Excerpts from an interface dataset:
┄┄┄┄┄┄┄┄┄┄

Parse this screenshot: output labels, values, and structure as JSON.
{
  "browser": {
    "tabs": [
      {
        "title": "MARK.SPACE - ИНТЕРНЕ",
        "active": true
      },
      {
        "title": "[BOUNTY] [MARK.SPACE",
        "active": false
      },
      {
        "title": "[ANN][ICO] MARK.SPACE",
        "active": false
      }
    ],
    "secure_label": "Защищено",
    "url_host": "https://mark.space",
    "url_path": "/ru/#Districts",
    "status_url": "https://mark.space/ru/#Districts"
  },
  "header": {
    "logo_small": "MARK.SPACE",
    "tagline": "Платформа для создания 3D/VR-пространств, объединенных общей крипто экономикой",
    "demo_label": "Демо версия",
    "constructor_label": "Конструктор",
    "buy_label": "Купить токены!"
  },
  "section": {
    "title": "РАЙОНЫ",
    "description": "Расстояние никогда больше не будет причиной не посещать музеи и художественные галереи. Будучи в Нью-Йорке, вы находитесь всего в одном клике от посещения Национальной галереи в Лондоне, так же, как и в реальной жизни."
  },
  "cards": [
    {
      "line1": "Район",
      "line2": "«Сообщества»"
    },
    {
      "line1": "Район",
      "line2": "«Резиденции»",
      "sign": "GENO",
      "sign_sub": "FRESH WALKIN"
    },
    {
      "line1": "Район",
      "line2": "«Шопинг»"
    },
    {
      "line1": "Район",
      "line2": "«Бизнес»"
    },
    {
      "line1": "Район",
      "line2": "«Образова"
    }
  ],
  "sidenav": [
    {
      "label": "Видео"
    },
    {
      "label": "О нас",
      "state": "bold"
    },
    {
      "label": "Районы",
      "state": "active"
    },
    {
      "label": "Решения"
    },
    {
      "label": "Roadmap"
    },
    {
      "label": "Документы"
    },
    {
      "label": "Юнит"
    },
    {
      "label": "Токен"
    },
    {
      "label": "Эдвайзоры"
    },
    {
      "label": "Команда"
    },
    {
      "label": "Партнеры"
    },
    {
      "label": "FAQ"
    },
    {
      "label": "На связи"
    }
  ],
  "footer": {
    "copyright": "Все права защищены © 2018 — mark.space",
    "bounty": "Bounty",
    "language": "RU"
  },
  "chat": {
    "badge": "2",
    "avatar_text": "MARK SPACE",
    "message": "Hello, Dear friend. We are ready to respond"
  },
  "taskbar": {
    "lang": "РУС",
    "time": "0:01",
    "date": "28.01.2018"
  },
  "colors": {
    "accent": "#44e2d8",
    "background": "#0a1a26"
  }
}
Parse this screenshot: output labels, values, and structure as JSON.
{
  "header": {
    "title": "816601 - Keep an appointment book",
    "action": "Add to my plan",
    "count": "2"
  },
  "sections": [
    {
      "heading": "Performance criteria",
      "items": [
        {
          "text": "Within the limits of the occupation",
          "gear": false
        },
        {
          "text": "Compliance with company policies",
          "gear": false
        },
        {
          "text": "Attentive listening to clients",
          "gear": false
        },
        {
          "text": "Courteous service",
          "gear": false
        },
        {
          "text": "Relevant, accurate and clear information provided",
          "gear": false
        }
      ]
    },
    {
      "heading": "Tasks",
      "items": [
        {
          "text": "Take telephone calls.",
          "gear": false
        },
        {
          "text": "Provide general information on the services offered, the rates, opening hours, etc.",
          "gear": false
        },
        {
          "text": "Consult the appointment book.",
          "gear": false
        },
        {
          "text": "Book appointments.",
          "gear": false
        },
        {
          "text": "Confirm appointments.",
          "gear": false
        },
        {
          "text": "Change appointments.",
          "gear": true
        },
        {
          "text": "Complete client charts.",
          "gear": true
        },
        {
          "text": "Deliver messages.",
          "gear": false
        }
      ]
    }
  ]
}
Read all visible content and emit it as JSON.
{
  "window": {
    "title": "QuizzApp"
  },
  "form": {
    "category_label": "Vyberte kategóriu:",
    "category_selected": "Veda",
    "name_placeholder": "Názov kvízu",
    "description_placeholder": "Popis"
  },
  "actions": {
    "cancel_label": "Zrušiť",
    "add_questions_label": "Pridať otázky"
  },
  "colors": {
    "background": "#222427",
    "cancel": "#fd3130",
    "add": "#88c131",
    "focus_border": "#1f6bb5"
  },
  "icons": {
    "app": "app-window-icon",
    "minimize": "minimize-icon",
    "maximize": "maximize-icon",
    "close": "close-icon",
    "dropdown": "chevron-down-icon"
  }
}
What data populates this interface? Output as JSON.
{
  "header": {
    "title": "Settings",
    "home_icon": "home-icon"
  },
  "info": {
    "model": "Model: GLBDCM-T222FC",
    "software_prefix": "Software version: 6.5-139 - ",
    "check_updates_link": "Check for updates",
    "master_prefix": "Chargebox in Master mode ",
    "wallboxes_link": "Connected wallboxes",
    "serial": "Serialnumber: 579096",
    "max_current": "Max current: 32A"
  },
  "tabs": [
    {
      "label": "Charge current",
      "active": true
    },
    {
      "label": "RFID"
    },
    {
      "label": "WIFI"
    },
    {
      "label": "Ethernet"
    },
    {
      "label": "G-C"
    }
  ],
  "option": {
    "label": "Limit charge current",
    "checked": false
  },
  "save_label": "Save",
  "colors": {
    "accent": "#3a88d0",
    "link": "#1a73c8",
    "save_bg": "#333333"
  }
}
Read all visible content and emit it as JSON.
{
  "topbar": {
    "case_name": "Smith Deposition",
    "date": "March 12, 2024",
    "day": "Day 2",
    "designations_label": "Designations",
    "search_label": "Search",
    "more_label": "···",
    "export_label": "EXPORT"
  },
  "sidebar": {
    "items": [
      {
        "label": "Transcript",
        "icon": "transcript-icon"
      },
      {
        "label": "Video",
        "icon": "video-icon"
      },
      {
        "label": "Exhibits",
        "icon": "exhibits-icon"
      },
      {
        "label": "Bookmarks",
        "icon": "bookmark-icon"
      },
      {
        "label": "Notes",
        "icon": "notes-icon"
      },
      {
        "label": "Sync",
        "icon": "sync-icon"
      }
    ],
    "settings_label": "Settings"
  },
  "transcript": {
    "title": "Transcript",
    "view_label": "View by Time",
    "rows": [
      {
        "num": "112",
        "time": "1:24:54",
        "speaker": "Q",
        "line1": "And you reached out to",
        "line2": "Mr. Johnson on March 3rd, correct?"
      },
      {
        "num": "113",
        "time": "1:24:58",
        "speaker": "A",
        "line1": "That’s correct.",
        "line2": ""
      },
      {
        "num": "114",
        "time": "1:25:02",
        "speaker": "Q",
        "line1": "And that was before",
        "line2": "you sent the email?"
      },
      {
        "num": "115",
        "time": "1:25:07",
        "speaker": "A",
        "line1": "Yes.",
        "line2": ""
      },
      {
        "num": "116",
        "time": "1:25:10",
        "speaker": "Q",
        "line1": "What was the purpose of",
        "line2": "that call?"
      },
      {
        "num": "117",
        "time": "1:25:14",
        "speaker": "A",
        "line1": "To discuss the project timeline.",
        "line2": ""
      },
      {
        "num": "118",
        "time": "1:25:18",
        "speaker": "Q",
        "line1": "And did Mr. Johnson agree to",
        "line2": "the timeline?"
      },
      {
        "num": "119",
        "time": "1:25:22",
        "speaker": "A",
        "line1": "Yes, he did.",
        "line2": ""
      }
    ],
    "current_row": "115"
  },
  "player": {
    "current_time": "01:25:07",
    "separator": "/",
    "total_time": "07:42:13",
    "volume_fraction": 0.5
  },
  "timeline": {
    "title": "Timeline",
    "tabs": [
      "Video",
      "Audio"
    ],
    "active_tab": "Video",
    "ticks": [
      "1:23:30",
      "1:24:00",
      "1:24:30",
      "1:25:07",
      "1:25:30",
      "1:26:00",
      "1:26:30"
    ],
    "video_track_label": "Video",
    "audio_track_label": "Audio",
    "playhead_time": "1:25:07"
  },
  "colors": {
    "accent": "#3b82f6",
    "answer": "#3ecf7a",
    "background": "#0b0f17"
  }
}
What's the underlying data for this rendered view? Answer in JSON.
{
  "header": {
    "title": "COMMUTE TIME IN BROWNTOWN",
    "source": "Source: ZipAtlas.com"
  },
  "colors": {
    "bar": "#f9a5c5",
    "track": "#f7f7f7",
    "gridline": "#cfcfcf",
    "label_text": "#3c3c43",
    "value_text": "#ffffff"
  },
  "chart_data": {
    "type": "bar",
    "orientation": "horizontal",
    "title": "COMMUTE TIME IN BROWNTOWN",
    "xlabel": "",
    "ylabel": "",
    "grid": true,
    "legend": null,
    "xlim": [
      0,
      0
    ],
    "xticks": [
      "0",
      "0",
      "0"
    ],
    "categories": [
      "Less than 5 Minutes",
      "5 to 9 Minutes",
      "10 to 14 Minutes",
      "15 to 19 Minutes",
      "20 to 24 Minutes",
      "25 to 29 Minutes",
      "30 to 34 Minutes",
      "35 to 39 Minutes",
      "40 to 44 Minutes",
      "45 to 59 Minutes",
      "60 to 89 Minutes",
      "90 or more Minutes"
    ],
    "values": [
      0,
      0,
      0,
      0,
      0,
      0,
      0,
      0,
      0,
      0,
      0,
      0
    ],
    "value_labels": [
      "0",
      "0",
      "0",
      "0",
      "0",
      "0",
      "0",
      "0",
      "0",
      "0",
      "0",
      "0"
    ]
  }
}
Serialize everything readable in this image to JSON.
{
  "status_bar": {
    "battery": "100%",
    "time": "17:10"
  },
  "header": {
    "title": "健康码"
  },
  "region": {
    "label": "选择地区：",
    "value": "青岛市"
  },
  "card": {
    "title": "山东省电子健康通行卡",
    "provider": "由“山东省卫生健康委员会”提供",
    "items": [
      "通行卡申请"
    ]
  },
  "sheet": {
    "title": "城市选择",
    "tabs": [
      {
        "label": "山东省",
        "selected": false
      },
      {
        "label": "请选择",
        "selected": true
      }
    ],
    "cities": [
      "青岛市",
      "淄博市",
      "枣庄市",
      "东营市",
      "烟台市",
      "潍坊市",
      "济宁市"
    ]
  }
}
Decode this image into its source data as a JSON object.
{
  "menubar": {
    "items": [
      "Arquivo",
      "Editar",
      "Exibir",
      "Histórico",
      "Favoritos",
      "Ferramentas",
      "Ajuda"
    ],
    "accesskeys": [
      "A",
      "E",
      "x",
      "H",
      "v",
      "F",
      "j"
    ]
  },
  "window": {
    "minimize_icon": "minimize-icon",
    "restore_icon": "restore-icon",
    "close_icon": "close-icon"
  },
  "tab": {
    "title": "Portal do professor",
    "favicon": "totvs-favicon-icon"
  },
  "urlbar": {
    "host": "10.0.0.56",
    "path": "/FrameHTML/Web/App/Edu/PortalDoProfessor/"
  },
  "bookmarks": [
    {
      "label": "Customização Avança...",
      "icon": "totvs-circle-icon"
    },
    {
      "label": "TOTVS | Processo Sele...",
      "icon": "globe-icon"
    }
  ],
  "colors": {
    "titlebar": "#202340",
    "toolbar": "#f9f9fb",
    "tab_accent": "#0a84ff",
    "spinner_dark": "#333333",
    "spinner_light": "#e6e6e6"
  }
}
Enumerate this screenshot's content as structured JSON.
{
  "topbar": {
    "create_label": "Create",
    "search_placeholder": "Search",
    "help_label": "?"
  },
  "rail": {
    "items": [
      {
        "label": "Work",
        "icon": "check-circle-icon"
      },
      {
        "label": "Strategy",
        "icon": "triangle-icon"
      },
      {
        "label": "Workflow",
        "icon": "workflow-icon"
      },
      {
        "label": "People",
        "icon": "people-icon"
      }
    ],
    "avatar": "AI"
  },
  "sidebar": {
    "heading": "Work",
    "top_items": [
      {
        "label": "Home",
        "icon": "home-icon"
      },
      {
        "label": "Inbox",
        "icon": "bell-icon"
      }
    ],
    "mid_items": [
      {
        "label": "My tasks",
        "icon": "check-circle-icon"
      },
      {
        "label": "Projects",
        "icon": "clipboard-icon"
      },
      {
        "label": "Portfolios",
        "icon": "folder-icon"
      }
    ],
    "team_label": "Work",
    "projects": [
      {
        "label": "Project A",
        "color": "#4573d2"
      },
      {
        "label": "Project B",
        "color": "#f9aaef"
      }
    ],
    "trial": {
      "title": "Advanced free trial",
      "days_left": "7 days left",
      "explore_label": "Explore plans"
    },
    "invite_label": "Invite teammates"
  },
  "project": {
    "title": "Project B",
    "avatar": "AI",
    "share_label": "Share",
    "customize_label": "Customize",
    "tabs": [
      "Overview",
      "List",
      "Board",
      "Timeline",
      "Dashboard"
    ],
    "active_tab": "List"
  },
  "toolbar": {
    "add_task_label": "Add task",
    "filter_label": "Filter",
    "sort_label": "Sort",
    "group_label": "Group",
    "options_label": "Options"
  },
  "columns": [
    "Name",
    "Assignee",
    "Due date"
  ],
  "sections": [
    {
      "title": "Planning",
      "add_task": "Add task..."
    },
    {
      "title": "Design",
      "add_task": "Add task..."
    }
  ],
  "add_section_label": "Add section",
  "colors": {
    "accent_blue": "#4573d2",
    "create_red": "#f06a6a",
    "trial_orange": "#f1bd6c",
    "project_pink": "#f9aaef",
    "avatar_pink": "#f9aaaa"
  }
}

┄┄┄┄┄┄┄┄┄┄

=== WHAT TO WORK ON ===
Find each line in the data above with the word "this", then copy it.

=== WRITTEN RESPONSE ===
Parse this screenshot: output labels, values, and structure as JSON.
Parse this screenshot: output labels, values, and structure as JSON.
What data populates this interface? Output as JSON.
What's the underlying data for this rendered view? Answer in JSON.
Serialize everything readable in this image to JSON.
Decode this image into its source data as a JSON object.
Enumerate this screenshot's content as structured JSON.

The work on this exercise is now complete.